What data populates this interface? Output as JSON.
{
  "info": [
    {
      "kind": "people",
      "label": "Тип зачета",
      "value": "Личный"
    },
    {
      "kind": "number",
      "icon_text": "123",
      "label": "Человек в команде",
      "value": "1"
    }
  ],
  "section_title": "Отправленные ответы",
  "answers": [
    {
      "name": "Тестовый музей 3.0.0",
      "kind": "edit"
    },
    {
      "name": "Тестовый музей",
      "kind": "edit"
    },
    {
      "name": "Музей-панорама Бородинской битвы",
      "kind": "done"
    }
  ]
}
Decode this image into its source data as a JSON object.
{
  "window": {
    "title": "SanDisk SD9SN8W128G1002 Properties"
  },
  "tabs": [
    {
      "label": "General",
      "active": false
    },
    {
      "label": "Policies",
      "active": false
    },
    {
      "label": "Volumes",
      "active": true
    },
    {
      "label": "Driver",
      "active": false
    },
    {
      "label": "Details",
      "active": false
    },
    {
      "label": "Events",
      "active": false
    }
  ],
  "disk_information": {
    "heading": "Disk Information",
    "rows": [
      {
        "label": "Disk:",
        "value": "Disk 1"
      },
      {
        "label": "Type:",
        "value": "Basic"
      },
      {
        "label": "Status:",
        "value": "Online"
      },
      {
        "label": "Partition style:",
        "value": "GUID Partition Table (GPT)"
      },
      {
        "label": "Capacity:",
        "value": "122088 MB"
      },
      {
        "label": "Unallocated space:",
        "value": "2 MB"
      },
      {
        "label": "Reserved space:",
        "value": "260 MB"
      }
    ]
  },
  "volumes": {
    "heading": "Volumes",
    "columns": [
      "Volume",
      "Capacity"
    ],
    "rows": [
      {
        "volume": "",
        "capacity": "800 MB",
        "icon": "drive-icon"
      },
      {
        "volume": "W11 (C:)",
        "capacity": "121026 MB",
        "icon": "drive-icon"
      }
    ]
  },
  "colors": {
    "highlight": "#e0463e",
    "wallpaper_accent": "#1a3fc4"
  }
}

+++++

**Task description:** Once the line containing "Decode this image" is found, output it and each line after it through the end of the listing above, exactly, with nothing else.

**Result:**
Decode this image into its source data as a JSON object.
{
  "window": {
    "title": "SanDisk SD9SN8W128G1002 Properties"
  },
  "tabs": [
    {
      "label": "General",
      "active": false
    },
    {
      "label": "Policies",
      "active": false
    },
    {
      "label": "Volumes",
      "active": true
    },
    {
      "label": "Driver",
      "active": false
    },
    {
      "label": "Details",
      "active": false
    },
    {
      "label": "Events",
      "active": false
    }
  ],
  "disk_information": {
    "heading": "Disk Information",
    "rows": [
      {
        "label": "Disk:",
        "value": "Disk 1"
      },
      {
        "label": "Type:",
        "value": "Basic"
      },
      {
        "label": "Status:",
        "value": "Online"
      },
      {
        "label": "Partition style:",
        "value": "GUID Partition Table (GPT)"
      },
      {
        "label": "Capacity:",
        "value": "122088 MB"
      },
      {
        "label": "Unallocated space:",
        "value": "2 MB"
      },
      {
        "label": "Reserved space:",
        "value": "260 MB"
      }
    ]
  },
  "volumes": {
    "heading": "Volumes",
    "columns": [
      "Volume",
      "Capacity"
    ],
    "rows": [
      {
        "volume": "",
        "capacity": "800 MB",
        "icon": "drive-icon"
      },
      {
        "volume": "W11 (C:)",
        "capacity": "121026 MB",
        "icon": "drive-icon"
      }
    ]
  },
  "colors": {
    "highlight": "#e0463e",
    "wallpaper_accent": "#1a3fc4"
  }
}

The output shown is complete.